Today, Kusama is considered one of the most important artists in the contemporary art world, among the first artists from Asia to gain global prominence after World War II. It was a different story when Cornell and Kusama first met: he was an established figure in New York, known for his intricate box constructions; she was young and struggling. The two became friends in 1962 and remained close until Cornell’s death a decade later. Cornell dedicated poems and artworks to Kusama, and they spent time at his home in Queens, where he lived with his mother, sometimes sketching each other. Aware of her financial difficulties, Cornell occasionally gave the younger artist pieces of his to sell, allowing her to earn a commission. He also bought the four works that are now in SAAM’s collection—a purchase recorded by a receipt dated August 22, 1964, also preserved in the Cornell Study Center.

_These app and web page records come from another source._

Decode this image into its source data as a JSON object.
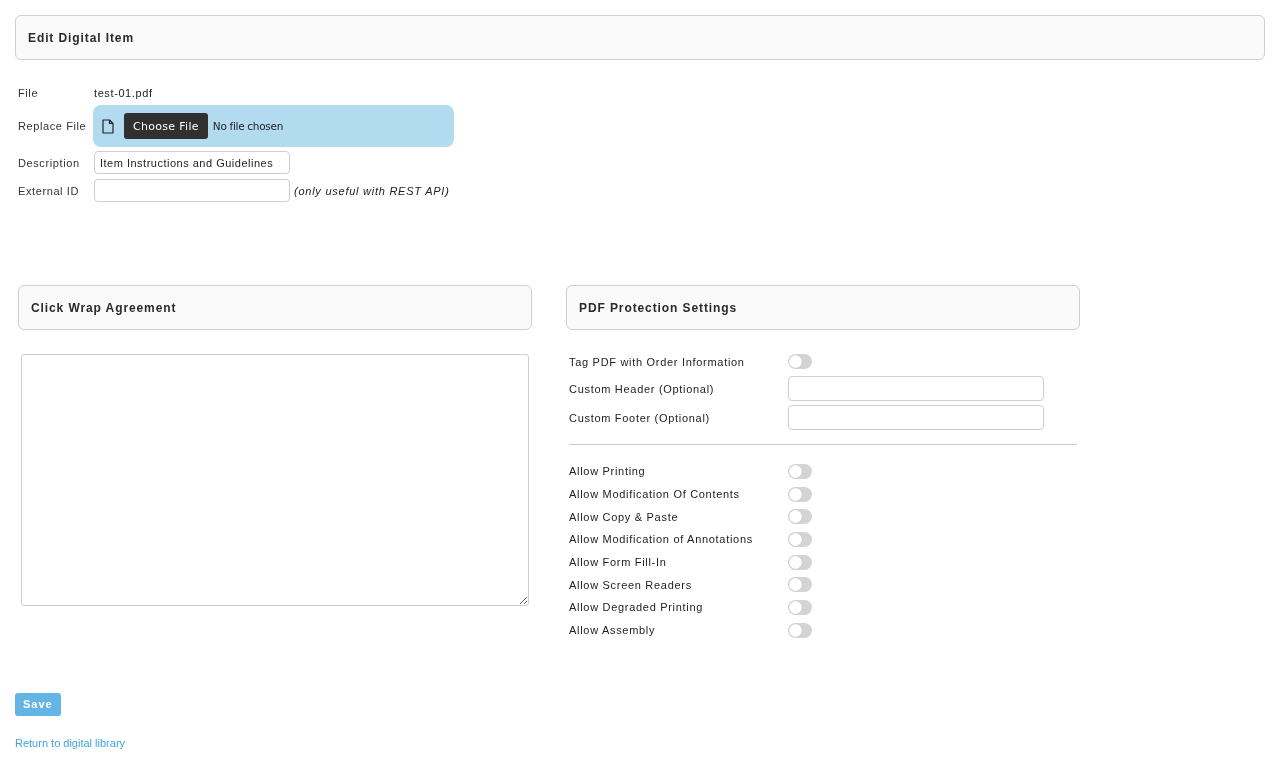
{
  "header": {
    "title": "Edit Digital Item"
  },
  "item_form": {
    "rows": [
      {
        "kind": "text",
        "label": "File",
        "value": "test-01.pdf"
      },
      {
        "kind": "file",
        "label": "Replace File",
        "button": "Choose File",
        "status": "No file chosen"
      },
      {
        "kind": "input",
        "label": "Description",
        "value": "Item Instructions and Guidelines"
      },
      {
        "kind": "input",
        "label": "External ID",
        "note": "(only useful with REST API)"
      }
    ]
  },
  "click_wrap": {
    "title": "Click Wrap Agreement"
  },
  "pdf_protection": {
    "title": "PDF Protection Settings",
    "settings": [
      {
        "kind": "toggle",
        "label": "Tag PDF with Order Information",
        "on": false
      },
      {
        "kind": "input",
        "label": "Custom Header (Optional)"
      },
      {
        "kind": "input",
        "label": "Custom Footer (Optional)"
      }
    ],
    "permissions": [
      {
        "label": "Allow Printing",
        "on": false
      },
      {
        "label": "Allow Modification Of Contents",
        "on": false
      },
      {
        "label": "Allow Copy & Paste",
        "on": false
      },
      {
        "label": "Allow Modification of Annotations",
        "on": false
      },
      {
        "label": "Allow Form Fill-In",
        "on": false
      },
      {
        "label": "Allow Screen Readers",
        "on": false
      },
      {
        "label": "Allow Degraded Printing",
        "on": false
      },
      {
        "label": "Allow Assembly",
        "on": false
      }
    ]
  },
  "save_button": "Save",
  "return_link": "Return to digital library"
}
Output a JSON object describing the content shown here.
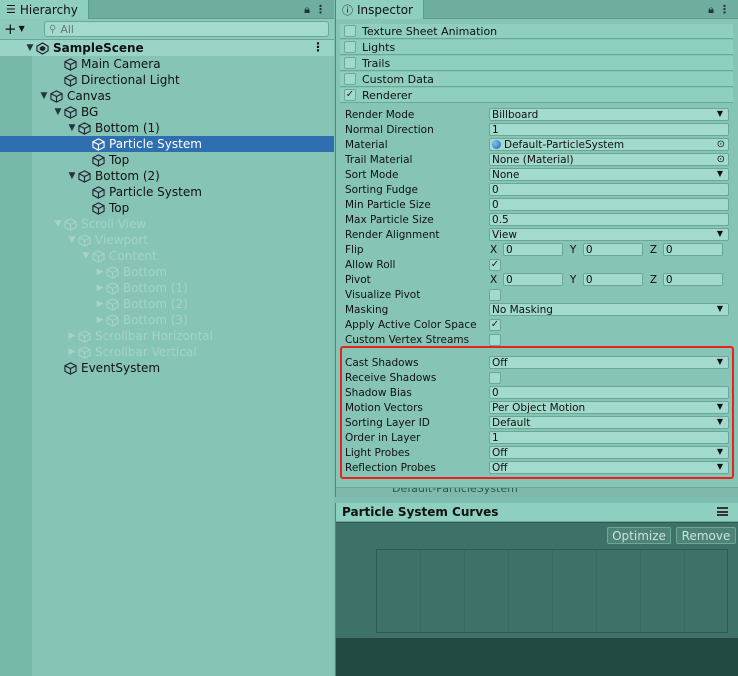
{
  "hierarchy": {
    "tab_label": "Hierarchy",
    "search_placeholder": "All",
    "rows": [
      {
        "label": "SampleScene",
        "indent": 0,
        "arrow": "▼",
        "icon": "unity-icon",
        "kind": "scene"
      },
      {
        "label": "Main Camera",
        "indent": 2,
        "arrow": "",
        "icon": "cube-icon",
        "kind": "normal"
      },
      {
        "label": "Directional Light",
        "indent": 2,
        "arrow": "",
        "icon": "cube-icon",
        "kind": "normal"
      },
      {
        "label": "Canvas",
        "indent": 1,
        "arrow": "▼",
        "icon": "cube-icon",
        "kind": "normal"
      },
      {
        "label": "BG",
        "indent": 2,
        "arrow": "▼",
        "icon": "cube-icon",
        "kind": "normal"
      },
      {
        "label": "Bottom (1)",
        "indent": 3,
        "arrow": "▼",
        "icon": "cube-icon",
        "kind": "normal"
      },
      {
        "label": "Particle System",
        "indent": 4,
        "arrow": "",
        "icon": "cube-icon",
        "kind": "selected"
      },
      {
        "label": "Top",
        "indent": 4,
        "arrow": "",
        "icon": "cube-icon",
        "kind": "normal"
      },
      {
        "label": "Bottom (2)",
        "indent": 3,
        "arrow": "▼",
        "icon": "cube-icon",
        "kind": "normal"
      },
      {
        "label": "Particle System",
        "indent": 4,
        "arrow": "",
        "icon": "cube-icon",
        "kind": "normal"
      },
      {
        "label": "Top",
        "indent": 4,
        "arrow": "",
        "icon": "cube-icon",
        "kind": "normal"
      },
      {
        "label": "Scroll View",
        "indent": 2,
        "arrow": "▼",
        "icon": "cube-icon",
        "kind": "dim"
      },
      {
        "label": "Viewport",
        "indent": 3,
        "arrow": "▼",
        "icon": "cube-icon",
        "kind": "dim"
      },
      {
        "label": "Content",
        "indent": 4,
        "arrow": "▼",
        "icon": "cube-icon",
        "kind": "dim"
      },
      {
        "label": "Bottom",
        "indent": 5,
        "arrow": "▶",
        "icon": "cube-icon",
        "kind": "dim"
      },
      {
        "label": "Bottom (1)",
        "indent": 5,
        "arrow": "▶",
        "icon": "cube-icon",
        "kind": "dim"
      },
      {
        "label": "Bottom (2)",
        "indent": 5,
        "arrow": "▶",
        "icon": "cube-icon",
        "kind": "dim"
      },
      {
        "label": "Bottom (3)",
        "indent": 5,
        "arrow": "▶",
        "icon": "cube-icon",
        "kind": "dim"
      },
      {
        "label": "Scrollbar Horizontal",
        "indent": 3,
        "arrow": "▶",
        "icon": "cube-icon",
        "kind": "dim"
      },
      {
        "label": "Scrollbar Vertical",
        "indent": 3,
        "arrow": "▶",
        "icon": "cube-icon",
        "kind": "dim"
      },
      {
        "label": "EventSystem",
        "indent": 2,
        "arrow": "",
        "icon": "cube-icon",
        "kind": "normal"
      }
    ]
  },
  "inspector": {
    "tab_label": "Inspector",
    "modules": [
      {
        "label": "Texture Sheet Animation",
        "checked": false
      },
      {
        "label": "Lights",
        "checked": false
      },
      {
        "label": "Trails",
        "checked": false
      },
      {
        "label": "Custom Data",
        "checked": false
      },
      {
        "label": "Renderer",
        "checked": true
      }
    ],
    "properties": [
      {
        "label": "Render Mode",
        "type": "dropdown",
        "value": "Billboard"
      },
      {
        "label": "Normal Direction",
        "type": "text",
        "value": "1"
      },
      {
        "label": "Material",
        "type": "object",
        "value": "Default-ParticleSystem",
        "has_icon": true
      },
      {
        "label": "Trail Material",
        "type": "object",
        "value": "None (Material)",
        "has_icon": false
      },
      {
        "label": "Sort Mode",
        "type": "dropdown",
        "value": "None"
      },
      {
        "label": "Sorting Fudge",
        "type": "text",
        "value": "0"
      },
      {
        "label": "Min Particle Size",
        "type": "text",
        "value": "0"
      },
      {
        "label": "Max Particle Size",
        "type": "text",
        "value": "0.5"
      },
      {
        "label": "Render Alignment",
        "type": "dropdown",
        "value": "View"
      },
      {
        "label": "Flip",
        "type": "vector",
        "axes": [
          "X",
          "Y",
          "Z"
        ],
        "values": [
          "0",
          "0",
          "0"
        ]
      },
      {
        "label": "Allow Roll",
        "type": "checkbox",
        "checked": true
      },
      {
        "label": "Pivot",
        "type": "vector",
        "axes": [
          "X",
          "Y",
          "Z"
        ],
        "values": [
          "0",
          "0",
          "0"
        ]
      },
      {
        "label": "Visualize Pivot",
        "type": "checkbox",
        "checked": false
      },
      {
        "label": "Masking",
        "type": "dropdown",
        "value": "No Masking"
      },
      {
        "label": "Apply Active Color Space",
        "type": "checkbox",
        "checked": true
      },
      {
        "label": "Custom Vertex Streams",
        "type": "checkbox",
        "checked": false
      },
      {
        "label": "Cast Shadows",
        "type": "dropdown",
        "value": "Off"
      },
      {
        "label": "Receive Shadows",
        "type": "checkbox",
        "checked": false
      },
      {
        "label": "Shadow Bias",
        "type": "text",
        "value": "0"
      },
      {
        "label": "Motion Vectors",
        "type": "dropdown",
        "value": "Per Object Motion"
      },
      {
        "label": "Sorting Layer ID",
        "type": "dropdown",
        "value": "Default"
      },
      {
        "label": "Order in Layer",
        "type": "text",
        "value": "1"
      },
      {
        "label": "Light Probes",
        "type": "dropdown",
        "value": "Off"
      },
      {
        "label": "Reflection Probes",
        "type": "dropdown",
        "value": "Off"
      }
    ],
    "next_component_label": "Default-ParticleSystem"
  },
  "curves": {
    "title": "Particle System Curves",
    "optimize_label": "Optimize",
    "remove_label": "Remove"
  },
  "colors": {
    "selection": "#2e6fb0",
    "highlight_box": "#e8231d",
    "panel_bg": "#86c5b6"
  }
}
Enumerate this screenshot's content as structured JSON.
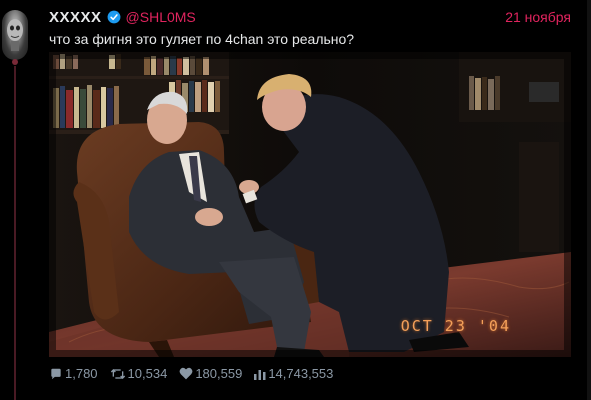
{
  "author": {
    "display_name": "XXXXX",
    "handle": "@SHL0MS",
    "verified": true
  },
  "post": {
    "date": "21 ноября",
    "text": "что за фигня это гуляет по 4chan это реально?",
    "image": {
      "date_stamp": "OCT 23 '04",
      "description_icon": "photo-image"
    }
  },
  "stats": {
    "replies": "1,780",
    "reposts": "10,534",
    "likes": "180,559",
    "views": "14,743,553"
  },
  "colors": {
    "accent": "#e0245e",
    "verified": "#1d9bf0",
    "muted": "#8b98a5",
    "background": "#000000"
  }
}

Rendered in watercolor, ink, pastel, and tempera paint, these delicate compositions were created in the mid-fifties and represent a crucial body of work that bridged Kusama’s transition from Japan to the United States. Their imagery suggests microscopic or cosmological topographies, intimate spaces that she would later expand in her Infinity Mirror Rooms. They were among the roughly 2,000 works on paper Kusama brought with her when she left Japan in 1957, hoping to sell them to support herself. Arriving in New York City after a brief sojourn in Seattle, Kusama quickly become part of the avant-garde scene, creating astonishingly innovative new art in the context of pop and Happenings, minimal and post-minimal art, and by the late 1960s, the hippie counterculture.
In 1973 Kusama returned to Japan. Among the things she brought home with her were magazine cuttings that Cornell had given to her, from which she made intricate collages—surrealist-inflected images that were, in part, an elegy to her friend. The works testify to her deep bond with Cornell—a relationship Kusama has described as passionately romantic yet platonic—as well as to the artist’s remarkable transnational career and unique role within the story of post-war American art.